- [Your goal]: Look through the listing below for lines containing the word "JSON". State only their number.
--*--
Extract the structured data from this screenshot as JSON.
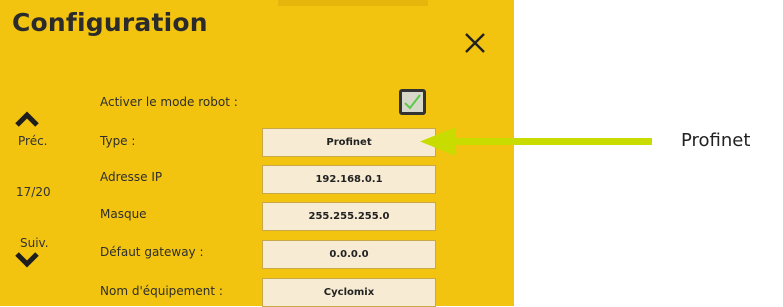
{
  "dialog": {
    "title": "Configuration",
    "close_icon": "close-icon"
  },
  "nav": {
    "prev_label": "Préc.",
    "page": "17/20",
    "next_label": "Suiv."
  },
  "fields": {
    "robot_mode": {
      "label": "Activer le mode robot :",
      "checked": true
    },
    "type": {
      "label": "Type :",
      "value": "Profinet"
    },
    "ip": {
      "label": "Adresse IP",
      "value": "192.168.0.1"
    },
    "mask": {
      "label": "Masque",
      "value": "255.255.255.0"
    },
    "gateway": {
      "label": "Défaut gateway :",
      "value": "0.0.0.0"
    },
    "device_name": {
      "label": "Nom d'équipement :",
      "value": "Cyclomix"
    }
  },
  "annotation": {
    "text": "Profinet",
    "arrow_color": "#c8dc00"
  },
  "colors": {
    "panel_bg": "#f2c40f",
    "checkmark": "#5cc94a"
  }
}
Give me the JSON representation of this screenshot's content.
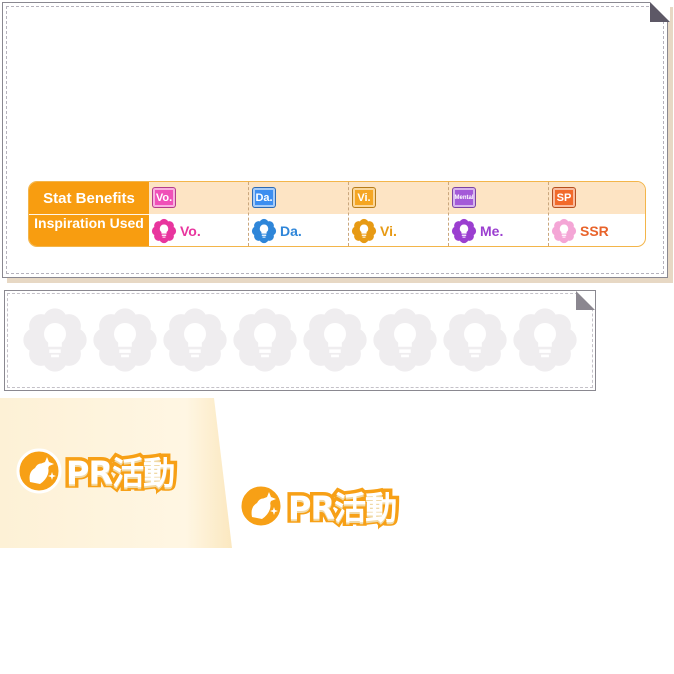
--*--
- [Answer area]: 2